Below are some records; work out how many of their lines contain "active" and give the number only.

Data records
---*---
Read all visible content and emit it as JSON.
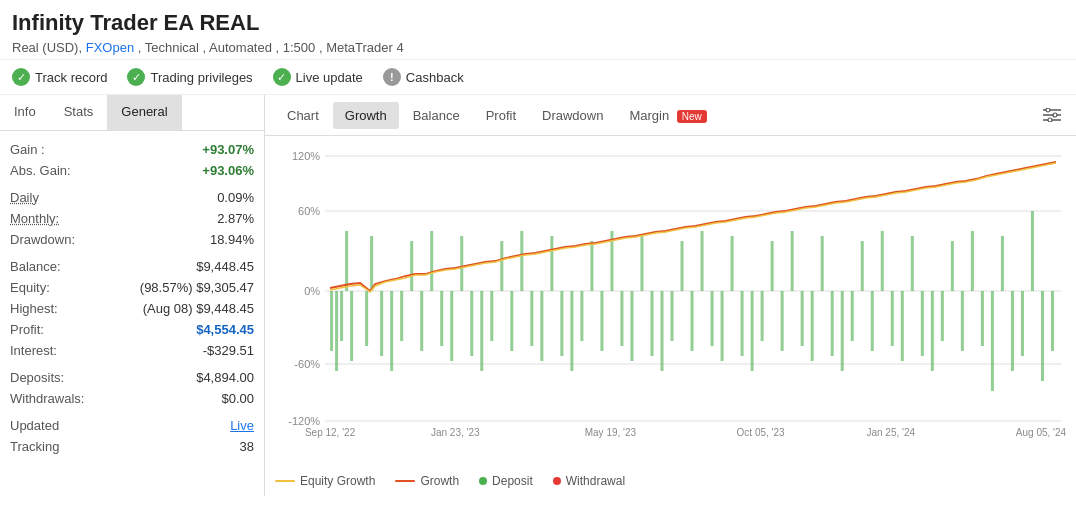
{
  "title": "Infinity Trader EA REAL",
  "subtitle": {
    "currency": "Real (USD),",
    "broker": "FXOpen",
    "details": ", Technical , Automated , 1:500 , MetaTrader 4"
  },
  "badges": [
    {
      "type": "check",
      "label": "Track record"
    },
    {
      "type": "check",
      "label": "Trading privileges"
    },
    {
      "type": "check",
      "label": "Live update"
    },
    {
      "type": "info",
      "label": "Cashback"
    }
  ],
  "left_tabs": [
    {
      "id": "info",
      "label": "Info"
    },
    {
      "id": "stats",
      "label": "Stats"
    },
    {
      "id": "general",
      "label": "General",
      "active": true
    }
  ],
  "stats": {
    "gain_label": "Gain :",
    "gain_value": "+93.07%",
    "abs_gain_label": "Abs. Gain:",
    "abs_gain_value": "+93.06%",
    "daily_label": "Daily",
    "daily_value": "0.09%",
    "monthly_label": "Monthly:",
    "monthly_value": "2.87%",
    "drawdown_label": "Drawdown:",
    "drawdown_value": "18.94%",
    "balance_label": "Balance:",
    "balance_value": "$9,448.45",
    "equity_label": "Equity:",
    "equity_value": "(98.57%) $9,305.47",
    "highest_label": "Highest:",
    "highest_value": "(Aug 08) $9,448.45",
    "profit_label": "Profit:",
    "profit_value": "$4,554.45",
    "interest_label": "Interest:",
    "interest_value": "-$329.51",
    "deposits_label": "Deposits:",
    "deposits_value": "$4,894.00",
    "withdrawals_label": "Withdrawals:",
    "withdrawals_value": "$0.00",
    "updated_label": "Updated",
    "updated_value": "Live",
    "tracking_label": "Tracking",
    "tracking_value": "38"
  },
  "chart_tabs": [
    {
      "id": "chart",
      "label": "Chart"
    },
    {
      "id": "growth",
      "label": "Growth",
      "active": true
    },
    {
      "id": "balance",
      "label": "Balance"
    },
    {
      "id": "profit",
      "label": "Profit"
    },
    {
      "id": "drawdown",
      "label": "Drawdown"
    },
    {
      "id": "margin",
      "label": "Margin",
      "new": true
    }
  ],
  "chart_yaxis": [
    "120%",
    "60%",
    "0%",
    "-60%",
    "-120%"
  ],
  "chart_xaxis": [
    "Sep 12, '22",
    "Jan 23, '23",
    "May 19, '23",
    "Oct 05, '23",
    "Jan 25, '24",
    "Aug 05, '24"
  ],
  "legend": [
    {
      "type": "line",
      "color": "#f0c040",
      "label": "Equity Growth"
    },
    {
      "type": "line",
      "color": "#e05020",
      "label": "Growth"
    },
    {
      "type": "dot",
      "color": "#4caf50",
      "label": "Deposit"
    },
    {
      "type": "dot",
      "color": "#e53935",
      "label": "Withdrawal"
    }
  ],
  "colors": {
    "green": "#2e7d32",
    "blue": "#1565c0",
    "red": "#e53935",
    "accent": "#4caf50"
  }
}
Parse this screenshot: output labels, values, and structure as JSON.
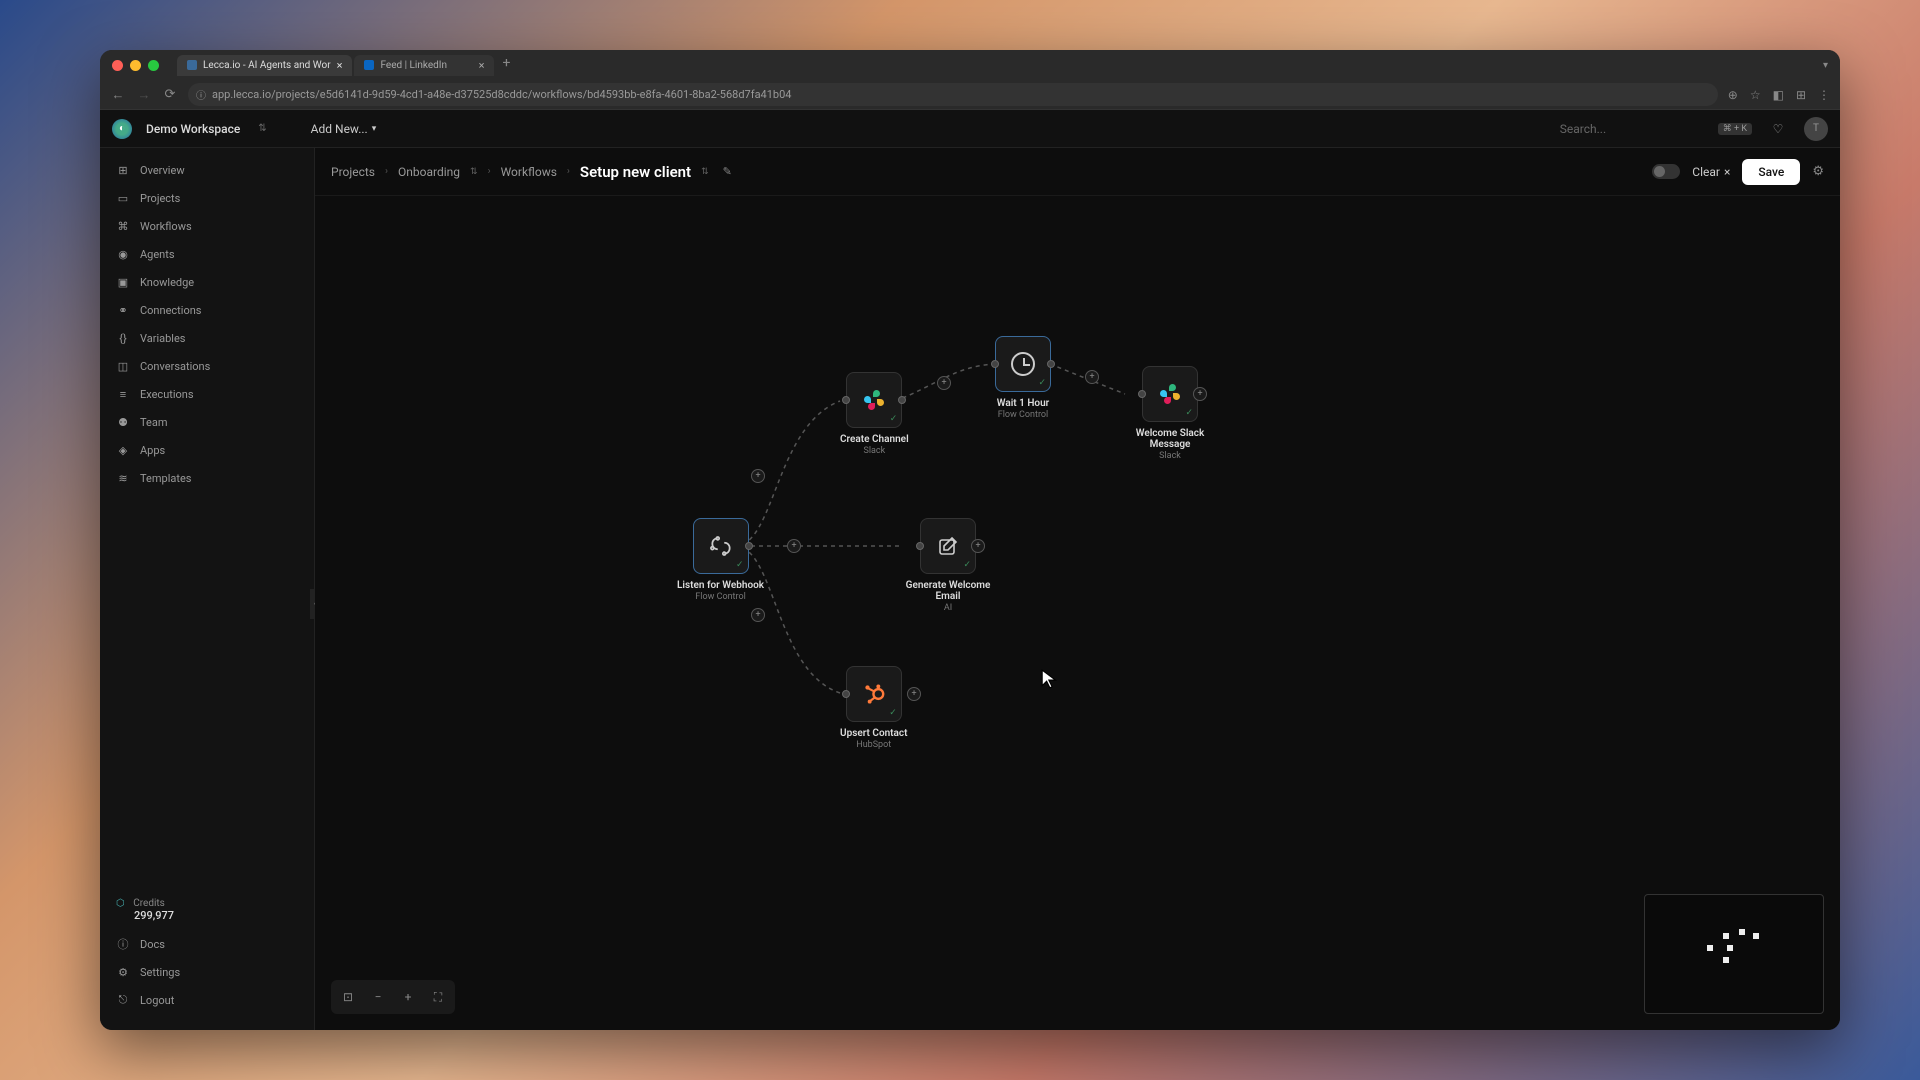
{
  "browser": {
    "tabs": [
      {
        "title": "Lecca.io - AI Agents and Wor",
        "active": true
      },
      {
        "title": "Feed | LinkedIn",
        "active": false
      }
    ],
    "url": "app.lecca.io/projects/e5d6141d-9d59-4cd1-a48e-d37525d8cddc/workflows/bd4593bb-e8fa-4601-8ba2-568d7fa41b04"
  },
  "app": {
    "workspace": "Demo Workspace",
    "add_new": "Add New...",
    "search_placeholder": "Search...",
    "search_kbd": "⌘ + K",
    "avatar": "T"
  },
  "sidebar": {
    "items": [
      "Overview",
      "Projects",
      "Workflows",
      "Agents",
      "Knowledge",
      "Connections",
      "Variables",
      "Conversations",
      "Executions",
      "Team",
      "Apps",
      "Templates"
    ],
    "credits_label": "Credits",
    "credits_value": "299,977",
    "bottom": [
      "Docs",
      "Settings",
      "Logout"
    ]
  },
  "breadcrumb": {
    "projects": "Projects",
    "project": "Onboarding",
    "workflows": "Workflows",
    "current": "Setup new client"
  },
  "toolbar": {
    "clear": "Clear",
    "save": "Save"
  },
  "nodes": {
    "webhook": {
      "title": "Listen for Webhook",
      "sub": "Flow Control"
    },
    "create_channel": {
      "title": "Create Channel",
      "sub": "Slack"
    },
    "wait": {
      "title": "Wait 1 Hour",
      "sub": "Flow Control"
    },
    "welcome_slack": {
      "title": "Welcome Slack Message",
      "sub": "Slack"
    },
    "gen_email": {
      "title": "Generate Welcome Email",
      "sub": "AI"
    },
    "upsert": {
      "title": "Upsert Contact",
      "sub": "HubSpot"
    }
  }
}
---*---
__WRITTEN REPLY__
4